Print the data exactly as it is given, please.

[Data about app and page elements]
#####

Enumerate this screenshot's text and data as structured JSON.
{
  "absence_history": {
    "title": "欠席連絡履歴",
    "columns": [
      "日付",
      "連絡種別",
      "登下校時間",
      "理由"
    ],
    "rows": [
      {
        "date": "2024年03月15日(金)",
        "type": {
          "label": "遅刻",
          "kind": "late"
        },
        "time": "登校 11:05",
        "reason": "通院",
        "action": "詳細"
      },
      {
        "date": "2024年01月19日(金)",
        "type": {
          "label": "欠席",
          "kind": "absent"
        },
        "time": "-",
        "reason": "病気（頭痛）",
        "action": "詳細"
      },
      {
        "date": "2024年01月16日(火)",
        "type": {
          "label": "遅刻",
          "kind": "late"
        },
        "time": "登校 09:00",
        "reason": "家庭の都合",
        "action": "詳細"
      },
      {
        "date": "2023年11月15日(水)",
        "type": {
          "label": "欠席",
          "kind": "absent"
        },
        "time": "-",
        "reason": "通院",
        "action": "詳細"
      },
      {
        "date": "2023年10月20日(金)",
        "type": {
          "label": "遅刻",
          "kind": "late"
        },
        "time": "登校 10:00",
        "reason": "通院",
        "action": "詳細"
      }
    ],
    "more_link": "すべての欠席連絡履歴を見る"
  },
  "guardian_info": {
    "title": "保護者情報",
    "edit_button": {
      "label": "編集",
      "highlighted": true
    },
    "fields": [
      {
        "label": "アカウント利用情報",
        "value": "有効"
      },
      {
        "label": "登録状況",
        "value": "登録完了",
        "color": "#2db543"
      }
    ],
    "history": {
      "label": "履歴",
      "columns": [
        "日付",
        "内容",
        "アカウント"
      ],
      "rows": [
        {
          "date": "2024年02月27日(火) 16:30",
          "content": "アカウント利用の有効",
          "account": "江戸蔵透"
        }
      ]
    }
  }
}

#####

## Exercise result
Enumerate this screenshot's text and data as structured JSON.
{
  "absence_history": {
    "title": "欠席連絡履歴",
    "columns": [
      "日付",
      "連絡種別",
      "登下校時間",
      "理由"
    ],
    "rows": [
      {
        "date": "2024年03月15日(金)",
        "type": {
          "label": "遅刻",
          "kind": "late"
        },
        "time": "登校 11:05",
        "reason": "通院",
        "action": "詳細"
      },
      {
        "date": "2024年01月19日(金)",
        "type": {
          "label": "欠席",
          "kind": "absent"
        },
        "time": "-",
        "reason": "病気（頭痛）",
        "action": "詳細"
      },
      {
        "date": "2024年01月16日(火)",
        "type": {
          "label": "遅刻",
          "kind": "late"
        },
        "time": "登校 09:00",
        "reason": "家庭の都合",
        "action": "詳細"
      },
      {
        "date": "2023年11月15日(水)",
        "type": {
          "label": "欠席",
          "kind": "absent"
        },
        "time": "-",
        "reason": "通院",
        "action": "詳細"
      },
      {
        "date": "2023年10月20日(金)",
        "type": {
          "label": "遅刻",
          "kind": "late"
        },
        "time": "登校 10:00",
        "reason": "通院",
        "action": "詳細"
      }
    ],
    "more_link": "すべての欠席連絡履歴を見る"
  },
  "guardian_info": {
    "title": "保護者情報",
    "edit_button": {
      "label": "編集",
      "highlighted": true
    },
    "fields": [
      {
        "label": "アカウント利用情報",
        "value": "有効"
      },
      {
        "label": "登録状況",
        "value": "登録完了",
        "color": "#2db543"
      }
    ],
    "history": {
      "label": "履歴",
      "columns": [
        "日付",
        "内容",
        "アカウント"
      ],
      "rows": [
        {
          "date": "2024年02月27日(火) 16:30",
          "content": "アカウント利用の有効",
          "account": "江戸蔵透"
        }
      ]
    }
  }
}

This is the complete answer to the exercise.